(Data about app and page elements)
= = = = = = =

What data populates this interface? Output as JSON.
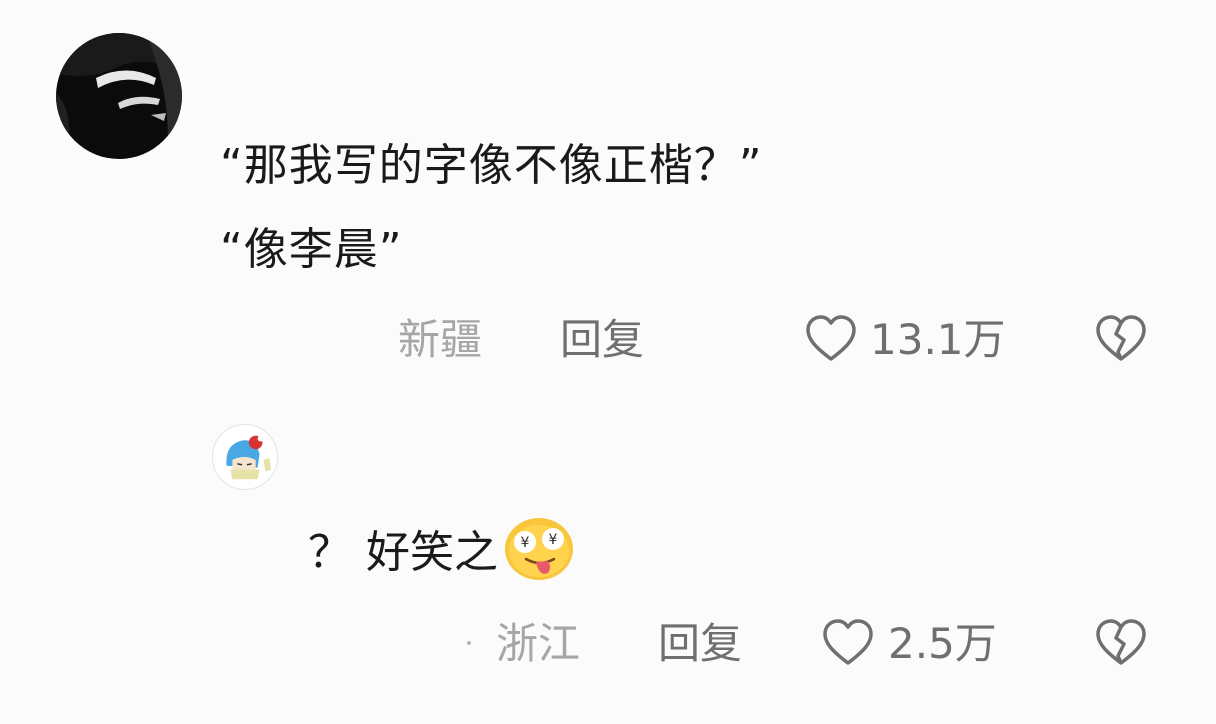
{
  "comment": {
    "lines": [
      "“那我写的字像不像正楷？”",
      "“像李晨”"
    ],
    "location": "新疆",
    "reply_label": "回复",
    "likes": "13.1万",
    "like_icon": "heart-outline-icon",
    "dislike_icon": "broken-heart-icon"
  },
  "reply": {
    "text": "？ 好笑之",
    "emoji": "money-eyes-tongue-emoji",
    "location": "浙江",
    "reply_label": "回复",
    "likes": "2.5万",
    "like_icon": "heart-outline-icon",
    "dislike_icon": "broken-heart-icon"
  },
  "colors": {
    "background": "#fbfbfb",
    "text": "#1a1a1a",
    "meta_text": "#6f6f6f",
    "location_text": "#a6a6a6"
  }
}
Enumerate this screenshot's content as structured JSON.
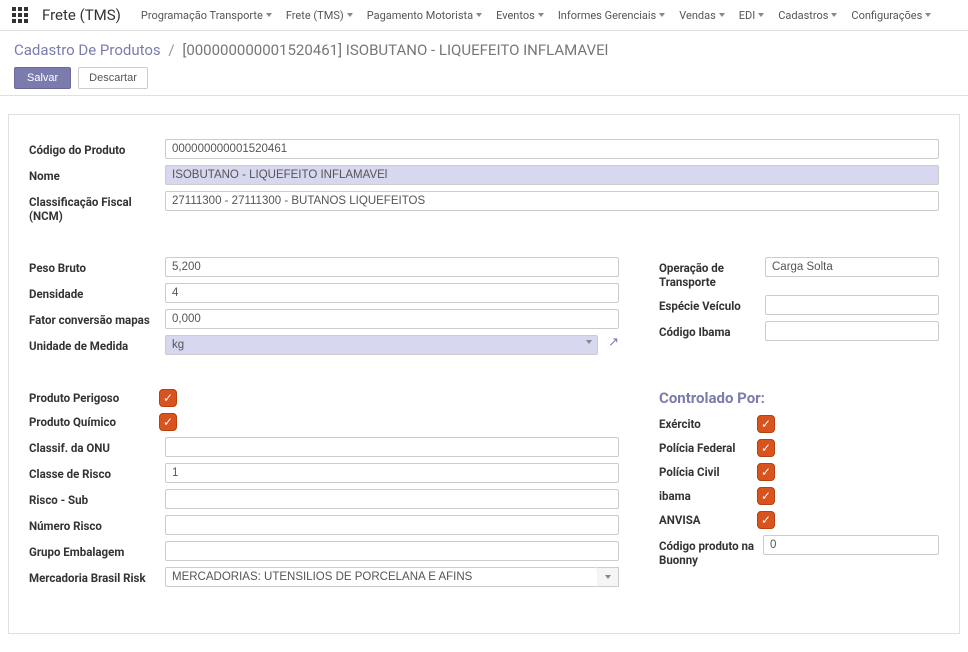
{
  "brand": "Frete (TMS)",
  "nav": {
    "items": [
      "Programação Transporte",
      "Frete (TMS)",
      "Pagamento Motorista",
      "Eventos",
      "Informes Gerenciais",
      "Vendas",
      "EDI",
      "Cadastros",
      "Configurações"
    ]
  },
  "breadcrumb": {
    "parent": "Cadastro De Produtos",
    "current": "[000000000001520461] ISOBUTANO - LIQUEFEITO INFLAMAVEl"
  },
  "buttons": {
    "save": "Salvar",
    "discard": "Descartar"
  },
  "labels": {
    "codigo": "Código do Produto",
    "nome": "Nome",
    "ncm": "Classificação Fiscal (NCM)",
    "peso": "Peso Bruto",
    "densidade": "Densidade",
    "fator": "Fator conversão mapas",
    "unidade": "Unidade de Medida",
    "operacao": "Operação de Transporte",
    "especie": "Espécie Veículo",
    "ibama": "Código Ibama",
    "perigoso": "Produto Perigoso",
    "quimico": "Produto Químico",
    "classifOnu": "Classif. da ONU",
    "classeRisco": "Classe de Risco",
    "riscoSub": "Risco - Sub",
    "numeroRisco": "Número Risco",
    "grupoEmb": "Grupo Embalagem",
    "brasilRisk": "Mercadoria Brasil Risk",
    "controlado": "Controlado Por:",
    "exercito": "Exército",
    "pf": "Polícia Federal",
    "pc": "Polícia Civil",
    "ibamaChk": "ibama",
    "anvisa": "ANVISA",
    "buonny": "Código produto na Buonny"
  },
  "values": {
    "codigo": "000000000001520461",
    "nome": "ISOBUTANO - LIQUEFEITO INFLAMAVEl",
    "ncm": "27111300 - 27111300 - BUTANOS LIQUEFEITOS",
    "peso": "5,200",
    "densidade": "4",
    "fator": "0,000",
    "unidade": "kg",
    "operacao": "Carga Solta",
    "especie": "",
    "ibama": "",
    "classifOnu": "",
    "classeRisco": "1",
    "riscoSub": "",
    "numeroRisco": "",
    "grupoEmb": "",
    "brasilRisk": "MERCADORIAS: UTENSÍLIOS DE PORCELANA E AFINS",
    "buonny": "0"
  },
  "checks": {
    "perigoso": true,
    "quimico": true,
    "exercito": true,
    "pf": true,
    "pc": true,
    "ibama": true,
    "anvisa": true
  }
}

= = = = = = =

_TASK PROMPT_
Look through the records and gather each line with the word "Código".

_OUTPUT BELOW_
    "codigo": "Código do Produto",
    "ibama": "Código Ibama",
    "buonny": "Código produto na Buonny"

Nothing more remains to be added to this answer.